NNTP-Posting-Date: Tue, 07 Jan 2003 04:17:47 EST
On Tue, 07 Jan 2003 01:41:56 GMT, jmuchow@SPAMMENOTcamlight.com (John
Muchow) Gave us:
>>>>>I didn't realize that the plating lowered the resistance that much for
>>>> Ohms per foot is ohms per foot. Silver is a better conductor than
>>>>copper. AC or DC. If you are trying to garner every little bit, how
>>>>could it be negligible?
>IMHO, the gains would be negligible if I had to pay significantly more
>money for a tiny fraction of a percent of reduced resistance.
38 cents a foot. A buck or two a foot... whoopie doo.
You just said that you fry motors and batteries all the time, let
alone "embattled bot" damage. This expense would seem muy poquito, by
comparison. Do a google search, if you didn't catch that one. :-]
Even at five dollars a foot (which it is not), you could show a
better connected system as the contacts would also be better. THAT
resistance IS important. I would bet a unit would run better with a
good set of silver plated feed lines over copper. Hell, find pure
silver, and gang up a cable yourself. WOW. All I know is that my
jumper cables worked better than my dad's, and it was due to gauge and
clamp attachment method.
It would also gain a bit of "prestige" as it were.
It would be like showing off your $200 video cable on your home
theater to someone, when theirs operates just as good from a ten
dollar cordset. It's all about image.
You could brag about having huge, silver plated feed lines, and the
next thing you know, they are all following suit. :-]

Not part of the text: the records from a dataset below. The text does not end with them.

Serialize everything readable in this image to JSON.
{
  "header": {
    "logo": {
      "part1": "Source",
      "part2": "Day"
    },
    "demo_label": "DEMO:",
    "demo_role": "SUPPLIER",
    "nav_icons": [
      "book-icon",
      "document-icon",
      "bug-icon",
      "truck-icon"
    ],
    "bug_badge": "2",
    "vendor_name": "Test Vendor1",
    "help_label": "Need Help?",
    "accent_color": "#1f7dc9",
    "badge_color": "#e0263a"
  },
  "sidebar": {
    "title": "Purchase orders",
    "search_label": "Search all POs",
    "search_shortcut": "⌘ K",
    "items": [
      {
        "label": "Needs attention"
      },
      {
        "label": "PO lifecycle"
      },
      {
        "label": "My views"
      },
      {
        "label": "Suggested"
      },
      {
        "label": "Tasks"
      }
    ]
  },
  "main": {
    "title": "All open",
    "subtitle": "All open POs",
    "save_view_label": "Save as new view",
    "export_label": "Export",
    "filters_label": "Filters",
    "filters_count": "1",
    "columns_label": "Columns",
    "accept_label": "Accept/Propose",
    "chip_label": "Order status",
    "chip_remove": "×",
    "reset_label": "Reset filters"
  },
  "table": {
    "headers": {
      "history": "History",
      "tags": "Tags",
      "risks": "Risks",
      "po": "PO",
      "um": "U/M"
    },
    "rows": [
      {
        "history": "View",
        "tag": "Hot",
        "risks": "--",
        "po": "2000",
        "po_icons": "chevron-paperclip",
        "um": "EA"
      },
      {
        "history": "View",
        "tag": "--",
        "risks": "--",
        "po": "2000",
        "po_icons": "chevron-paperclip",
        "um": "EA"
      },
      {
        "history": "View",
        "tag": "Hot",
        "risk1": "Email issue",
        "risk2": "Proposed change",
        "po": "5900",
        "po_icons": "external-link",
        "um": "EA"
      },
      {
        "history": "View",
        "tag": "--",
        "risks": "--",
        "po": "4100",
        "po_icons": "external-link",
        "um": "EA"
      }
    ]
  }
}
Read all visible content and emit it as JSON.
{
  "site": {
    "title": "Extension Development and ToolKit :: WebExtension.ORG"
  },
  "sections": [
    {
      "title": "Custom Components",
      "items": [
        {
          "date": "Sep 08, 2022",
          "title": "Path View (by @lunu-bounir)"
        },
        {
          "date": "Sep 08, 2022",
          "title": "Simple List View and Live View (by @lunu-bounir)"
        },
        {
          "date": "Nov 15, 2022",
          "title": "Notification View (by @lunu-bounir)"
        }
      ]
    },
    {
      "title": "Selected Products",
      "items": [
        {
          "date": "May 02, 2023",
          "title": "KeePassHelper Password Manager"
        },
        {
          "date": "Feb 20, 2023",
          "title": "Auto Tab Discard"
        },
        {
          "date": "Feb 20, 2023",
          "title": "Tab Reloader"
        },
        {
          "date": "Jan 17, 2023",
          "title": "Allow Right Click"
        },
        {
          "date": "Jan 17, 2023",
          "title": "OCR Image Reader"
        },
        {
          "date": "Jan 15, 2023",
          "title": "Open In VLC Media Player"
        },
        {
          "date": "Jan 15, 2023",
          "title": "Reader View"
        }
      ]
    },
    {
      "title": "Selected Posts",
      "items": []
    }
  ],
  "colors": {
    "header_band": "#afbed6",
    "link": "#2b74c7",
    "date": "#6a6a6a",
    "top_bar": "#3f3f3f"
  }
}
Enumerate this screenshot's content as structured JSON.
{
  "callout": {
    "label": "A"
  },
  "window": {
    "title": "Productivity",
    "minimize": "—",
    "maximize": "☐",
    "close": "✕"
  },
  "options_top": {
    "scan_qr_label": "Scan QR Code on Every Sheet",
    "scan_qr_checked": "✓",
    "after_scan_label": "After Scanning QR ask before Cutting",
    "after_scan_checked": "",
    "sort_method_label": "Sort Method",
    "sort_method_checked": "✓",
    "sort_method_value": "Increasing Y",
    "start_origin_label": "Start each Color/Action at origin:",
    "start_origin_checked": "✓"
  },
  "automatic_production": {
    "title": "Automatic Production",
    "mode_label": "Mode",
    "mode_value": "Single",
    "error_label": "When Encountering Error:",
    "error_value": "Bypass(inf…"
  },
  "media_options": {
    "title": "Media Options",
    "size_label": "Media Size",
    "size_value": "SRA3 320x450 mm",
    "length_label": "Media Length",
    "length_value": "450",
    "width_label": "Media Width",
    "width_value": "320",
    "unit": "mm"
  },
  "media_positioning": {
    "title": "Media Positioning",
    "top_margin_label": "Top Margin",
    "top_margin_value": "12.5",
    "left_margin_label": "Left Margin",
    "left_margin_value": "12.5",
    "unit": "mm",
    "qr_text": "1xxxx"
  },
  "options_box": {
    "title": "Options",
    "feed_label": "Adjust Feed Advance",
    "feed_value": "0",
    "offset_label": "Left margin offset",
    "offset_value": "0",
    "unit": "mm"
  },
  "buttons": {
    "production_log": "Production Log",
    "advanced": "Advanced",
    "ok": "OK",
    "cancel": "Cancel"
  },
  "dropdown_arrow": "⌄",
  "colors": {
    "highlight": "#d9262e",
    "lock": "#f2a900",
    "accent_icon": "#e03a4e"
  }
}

The resistive difference seems to be around 2% or a touch more.
Down at fully clamped voltage levels, I'd say that is significant.
My car started, using my jumpers, and dad's didn't different gauge
and poor connections. Silver is better at both connections, and
conductivity. For me, a no brainer. The price difference would be a
negligible impact, unless you constantly budget in for battery
failures, and motor thrashings. If she don't stall, she hauls balls.
If these batteries are so capable, would the delivery method be
important as well?
What was it we were talking about again? Tee hee hee.
Delivery problem to motor solved. If stalling continues, battery
capacity *must* be increased. That *is* the entire circuit.
Batteries, terminations, traverse line, terminations, motor winding.
Silver could only help. Guaranteed to be non-detrimental.
Among metal conductors, it is the best. The only other room
temperature compound that beats it is it's own product, silver
oxide... in pure form. Make some silver oxide bars.
By the way, if you do use any solid wire or bars, make sure to form
all bends very very slowly as such materials as copper "work harden",
then micro-fracture, causing weak spots in the wire or bar. If one
takes a bare wire of a big enough size to see well, and bends it
sharply, and fast, it will exhibit heat at the bend point, and its
lattice will fracture there, then harden. Returning a bend back
straight, further damages the wire structure. This is why a wire kink
during a winding operation or for making voltage rails cannot be
merely uncurled, and consider the wire viable. For bars, there is a
minimum bend radius, and bends should be performed very slowly, and
with a single motion to the stop point of the bend. Ideally formed to
its final point on the first shot. This is why failures at high
currents in large plating tanks and such nearly always occur at an
undulation or bend in a voltage rail bar. The are poorly conducting
"hot spots" in such points. Both due to shape (in high flows) and
structure micro-fracturing during the forming process. A fuse with
kinks in the fuse band area will blow at one of the kinks.
I do not know if silver has a "work hardening" type property to the
same degree as copper, but copper is quite dramatic.
Isn't there a relay (solid state perhaps) involved here as well?
Voltage drop? Contact count? Mercury switches?